The required result is each line of the entries below containing the string "name".

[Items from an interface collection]

• • • • •

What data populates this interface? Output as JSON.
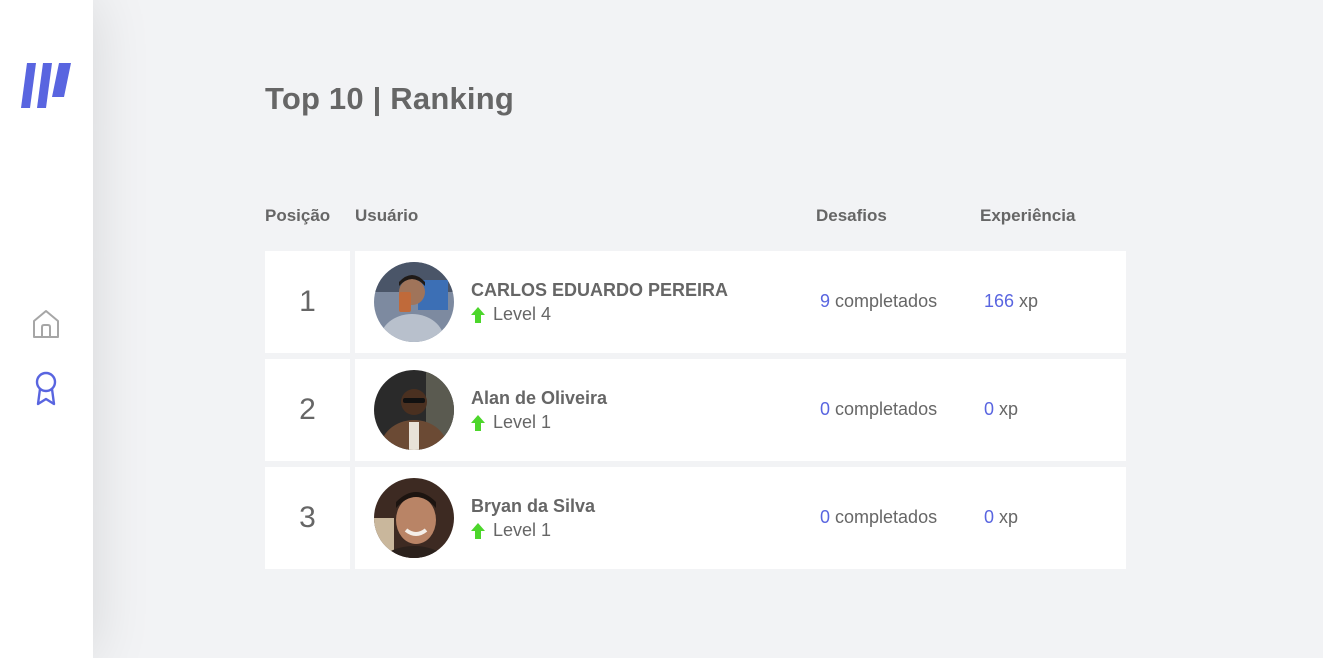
{
  "colors": {
    "accent": "#5965e0",
    "level_up": "#4cd62b",
    "text": "#666666",
    "background": "#f2f3f5",
    "card": "#ffffff"
  },
  "sidebar": {
    "logo": "moveit-logo",
    "items": [
      {
        "icon": "home-icon",
        "active": false
      },
      {
        "icon": "award-icon",
        "active": true
      }
    ]
  },
  "page": {
    "title": "Top 10 | Ranking"
  },
  "table": {
    "headers": {
      "position": "Posição",
      "user": "Usuário",
      "challenges": "Desafios",
      "experience": "Experiência"
    },
    "rows": [
      {
        "position": "1",
        "name": "CARLOS EDUARDO PEREIRA",
        "level": "Level 4",
        "challenges_count": "9",
        "challenges_suffix": " completados",
        "xp": "166",
        "xp_suffix": " xp"
      },
      {
        "position": "2",
        "name": "Alan de Oliveira",
        "level": "Level 1",
        "challenges_count": "0",
        "challenges_suffix": " completados",
        "xp": "0",
        "xp_suffix": " xp"
      },
      {
        "position": "3",
        "name": "Bryan da Silva",
        "level": "Level 1",
        "challenges_count": "0",
        "challenges_suffix": " completados",
        "xp": "0",
        "xp_suffix": " xp"
      }
    ]
  }
}
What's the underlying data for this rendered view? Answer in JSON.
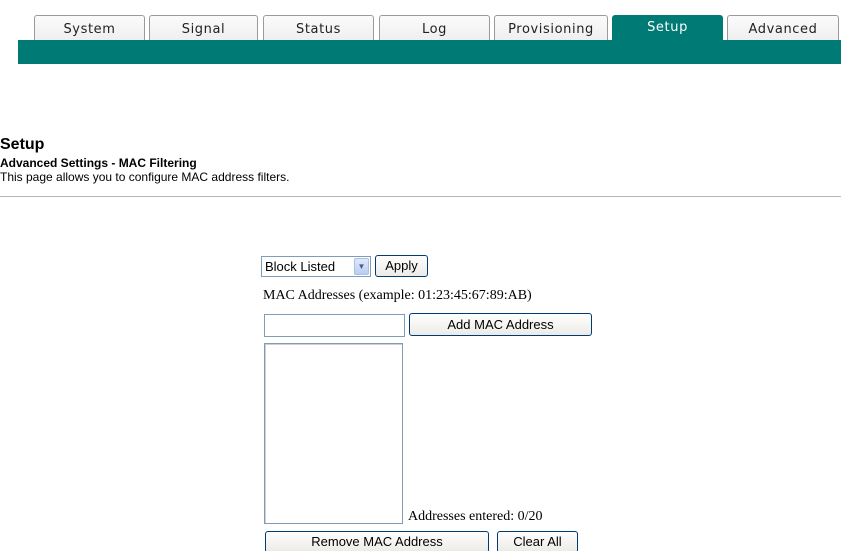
{
  "nav": {
    "tabs": [
      {
        "label": "System"
      },
      {
        "label": "Signal"
      },
      {
        "label": "Status"
      },
      {
        "label": "Log"
      },
      {
        "label": "Provisioning"
      },
      {
        "label": "Setup"
      },
      {
        "label": "Advanced"
      }
    ],
    "active_tab": "Setup"
  },
  "header": {
    "title": "Setup",
    "subtitle": "Advanced Settings - MAC Filtering",
    "description": "This page allows you to configure MAC address filters."
  },
  "filter": {
    "mode_selected": "Block Listed",
    "apply_label": "Apply"
  },
  "mac": {
    "label": "MAC Addresses (example: 01:23:45:67:89:AB)",
    "input_value": "",
    "add_label": "Add MAC Address",
    "addresses": [],
    "count_text": "Addresses entered: 0/20",
    "remove_label": "Remove MAC Address",
    "clear_label": "Clear All"
  },
  "colors": {
    "accent": "#007a74",
    "tab_bg": "#f4f4f4",
    "divider": "#b5b5b5"
  }
}
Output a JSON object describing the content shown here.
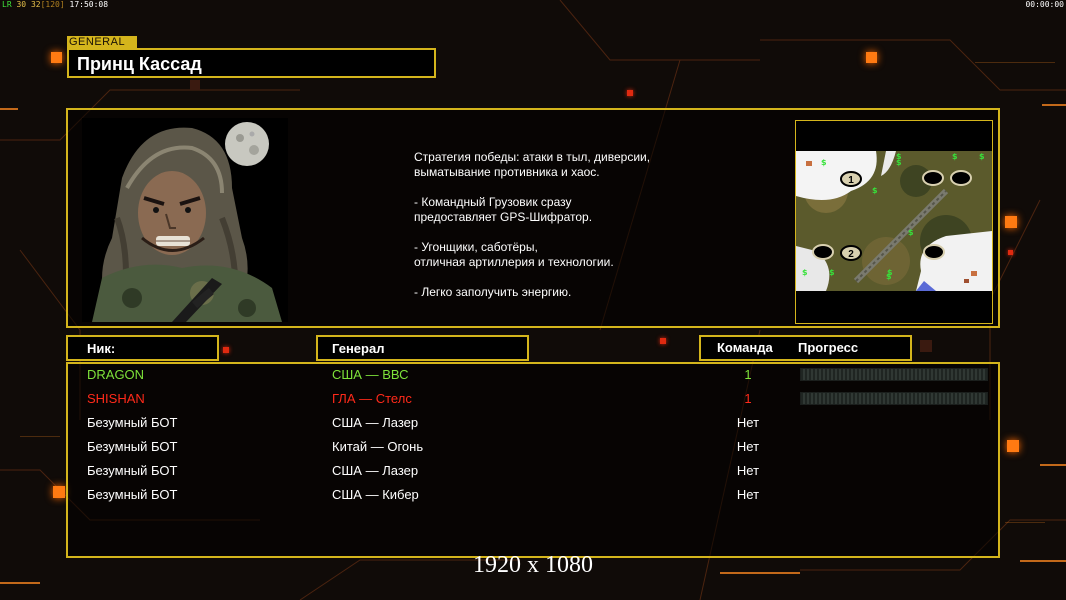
{
  "hud": {
    "left_tag": "LR",
    "fps": "30",
    "fps2": "32",
    "fps_max": "[120]",
    "clock": "17:50:08",
    "timer": "00:00:00"
  },
  "general": {
    "tag": "GENERAL",
    "name": "Принц Кассад"
  },
  "strategy_text": "Стратегия победы: атаки в тыл, диверсии,\n выматывание противника и хаос.\n\n- Командный Грузовик сразу\nпредоставляет GPS-Шифратор.\n\n- Угонщики, саботёры,\nотличная артиллерия и технологии.\n\n- Легко заполучить энергию.",
  "minimap": {
    "start_1": "1",
    "start_2": "2",
    "resource_icon": "dollar-sign"
  },
  "columns": {
    "nick": "Ник:",
    "general": "Генерал",
    "team": "Команда",
    "progress": "Прогресс"
  },
  "players": [
    {
      "name": "DRAGON",
      "general": "США — ВВС",
      "team": "1",
      "color": "#7ee23a",
      "progress": 0
    },
    {
      "name": "SHISHAN",
      "general": "ГЛА — Стелс",
      "team": "1",
      "color": "#ff2a1a",
      "progress": 0
    },
    {
      "name": "Безумный БОТ",
      "general": "США — Лазер",
      "team": "Нет",
      "color": "#ffffff"
    },
    {
      "name": "Безумный БОТ",
      "general": "Китай — Огонь",
      "team": "Нет",
      "color": "#ffffff"
    },
    {
      "name": "Безумный БОТ",
      "general": "США — Лазер",
      "team": "Нет",
      "color": "#ffffff"
    },
    {
      "name": "Безумный БОТ",
      "general": "США — Кибер",
      "team": "Нет",
      "color": "#ffffff"
    }
  ],
  "resolution": "1920 x 1080",
  "colors": {
    "frame": "#d4b51c",
    "accent": "#ff7a12"
  }
}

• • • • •

▸ Answer section:
        "name": "CARLOS EDUARDO PEREIRA",
        "name": "Alan de Oliveira",
        "name": "Bryan da Silva",
    "name": "Принц Кассад"
      "name": "DRAGON",
      "name": "SHISHAN",
      "name": "Безумный БОТ",
      "name": "Безумный БОТ",
      "name": "Безумный БОТ",
      "name": "Безумный БОТ",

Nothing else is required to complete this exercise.